Thus, political geography came to determine the words that Cambodians would use to signify parallel concepts. For the Franco-aristocratic elite, ‘the people’, for example, were the pracheareas or simply the reas, that is, ‘the subjects’, while for the communist Issarak, they were the pracheachun, the simplest formulation for ‘people’, and for the republicans, they were pracheapularoat, or ‘popular citizens’. In the countryside, peasants became adept at using one word or the other to indicate which warring political side they were on. So, too, did intellectuals who were exposed to all three dialects.

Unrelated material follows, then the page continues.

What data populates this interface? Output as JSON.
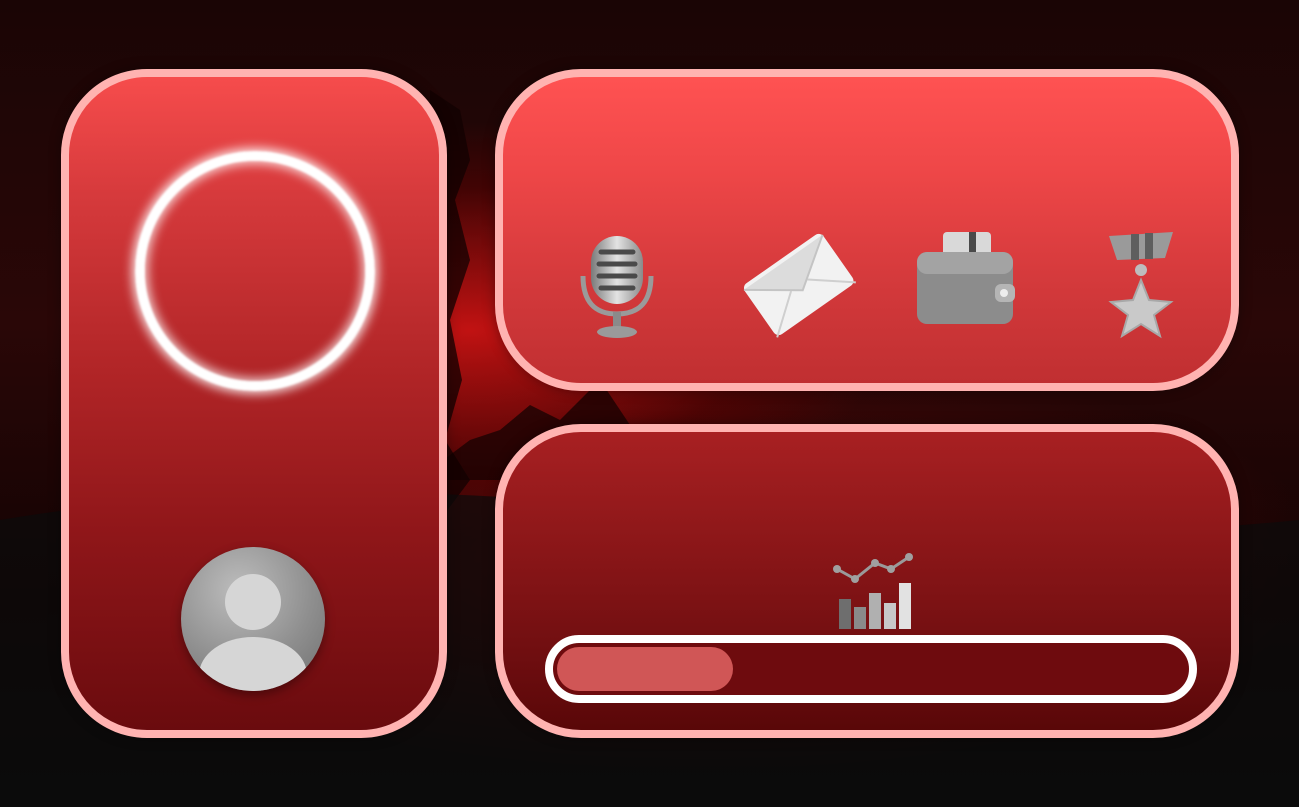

Quite generally, popular acceptance of a Vietnamese-led Khmer communism and the development of rural pockets of communist and anti-communist Issarak-speak reflected the weakness and incoherence of Cambodian nationalism, which in turn was at least in part a result of the continuing lack of nationally penetrative, Phnom Penh-based Khmer- language media. Circulation of Khmer-language newspapers and magazines remained very low – some 3,000 copies for a population of around five million – and was even outnumbered by Chinese publications. The ‘national’ radio station could not be heard in outlying areas and included much French-language programming, and personal radio receivers numbered only in the thousands, making the audience extremely limited. The situation with regard to education was hardly any better. According to probably optimistic statistics, a quarter of boys and half that proportion of girls attended primary classes, and these often only finished three elementary years of Khmer-language education, so functional literacy no doubt soon disappeared. For those few Khmer students who went beyond the third year, French was still the predominant medium. Outside of education, French and Chinese remained the default languages of administration and business, respectively, alongside Vietnamese.